We have temporarily removed some dashboards from this website until there is resolution of this problem. In the United States, prior to the Health Insurance Portability and Accountability Act of 1996, there were no comprehensive federal policies that regulated the security or privacy of health data. HIPAA regulates the use and disclosure of protected health information by specified entities, including health providers, health care clearinghouses, and health plans. HIPAA implementation, delayed by federal-level negotiations, became broadly effective in 2003.

It would also allow secure sharing of data for critical public health purposes, such as contract tracing, without compromising privacy. It’s time that we reclaim our data as an asset that we create, and which we should both control and benefit from. The health data sources in this collection range from public health and social service agencies to hospitals and insurers, and include multiple types of data at the state, county, city, and neighborhood levels. This kind of functionality can be expanded to uses such as contact tracing.
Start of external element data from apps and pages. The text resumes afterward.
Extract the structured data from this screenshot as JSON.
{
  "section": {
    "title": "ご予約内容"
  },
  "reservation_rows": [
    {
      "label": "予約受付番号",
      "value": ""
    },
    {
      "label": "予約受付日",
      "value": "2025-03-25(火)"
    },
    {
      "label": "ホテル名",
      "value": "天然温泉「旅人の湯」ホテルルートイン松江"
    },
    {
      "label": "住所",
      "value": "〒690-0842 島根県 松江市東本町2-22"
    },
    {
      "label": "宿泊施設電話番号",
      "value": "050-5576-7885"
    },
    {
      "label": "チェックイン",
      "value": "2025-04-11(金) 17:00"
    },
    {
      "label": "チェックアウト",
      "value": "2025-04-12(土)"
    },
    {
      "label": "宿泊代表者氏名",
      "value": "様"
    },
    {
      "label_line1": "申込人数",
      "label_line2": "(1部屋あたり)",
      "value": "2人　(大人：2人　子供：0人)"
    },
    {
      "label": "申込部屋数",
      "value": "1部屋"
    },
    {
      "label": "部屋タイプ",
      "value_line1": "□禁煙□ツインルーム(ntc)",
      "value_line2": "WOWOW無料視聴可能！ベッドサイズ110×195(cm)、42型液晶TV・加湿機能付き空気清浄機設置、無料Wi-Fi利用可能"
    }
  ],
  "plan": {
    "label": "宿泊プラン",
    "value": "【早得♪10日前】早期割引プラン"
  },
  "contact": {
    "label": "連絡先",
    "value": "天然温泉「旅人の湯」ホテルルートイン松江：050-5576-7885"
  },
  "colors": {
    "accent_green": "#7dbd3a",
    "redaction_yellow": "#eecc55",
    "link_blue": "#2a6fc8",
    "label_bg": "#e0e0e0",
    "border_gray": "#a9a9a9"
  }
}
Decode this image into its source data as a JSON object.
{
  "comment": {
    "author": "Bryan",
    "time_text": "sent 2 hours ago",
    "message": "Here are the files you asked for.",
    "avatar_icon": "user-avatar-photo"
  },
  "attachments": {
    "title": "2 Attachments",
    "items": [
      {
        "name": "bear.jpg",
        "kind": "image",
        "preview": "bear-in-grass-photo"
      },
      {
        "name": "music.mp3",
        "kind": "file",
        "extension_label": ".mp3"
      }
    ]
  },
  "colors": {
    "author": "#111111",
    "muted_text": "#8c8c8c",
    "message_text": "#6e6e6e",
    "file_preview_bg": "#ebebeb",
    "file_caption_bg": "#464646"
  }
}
Patients may use their leverage as data producers to demand more transparency, open science, clearer data use consent, more patient engagement in research, development, and delivery, and greater access to research outcomes. Put another way, it is foreseeable that «health care will be owned, operated, and driven by consumers.» Moreover, some large technology companies have entered the PGHD space. These companies may use their newfound PGHD leverage to enter and disrupt the health care market. Blockchain can be used to solve these issues, by putting individuals in control of their data, which would be encrypted and and stored in a distributed network that no entity owned. Putting people in control of their data, and their health data in particular, would allow them to control who has access to it, and what they’re allowed to do with it.

This kind of value creation is the gigantic incentive needed to rally numerous institutions so that we can trace people’s exposure to infected individuals, reduce transmissions, save lives, and put more people back to work. The State has confirmed that the test results data we have received is valid, but incomplete. We do not yet know the extent of this issue or when the State will be able to resolve it, but we are in communication with the State along with all the counties and will support their efforts to rapidly resolve this issue. We are this site also working closely with the State to implement parallel procedures to assure our staff can continue to conduct effective contact tracing and case investigations to prevent the spread of COVID-19 in our community. Until we receive confirmation from the State that the data is once again being fully reported, members of the public should assume that any dashboard elements that rely on test results are incomplete.

Data Access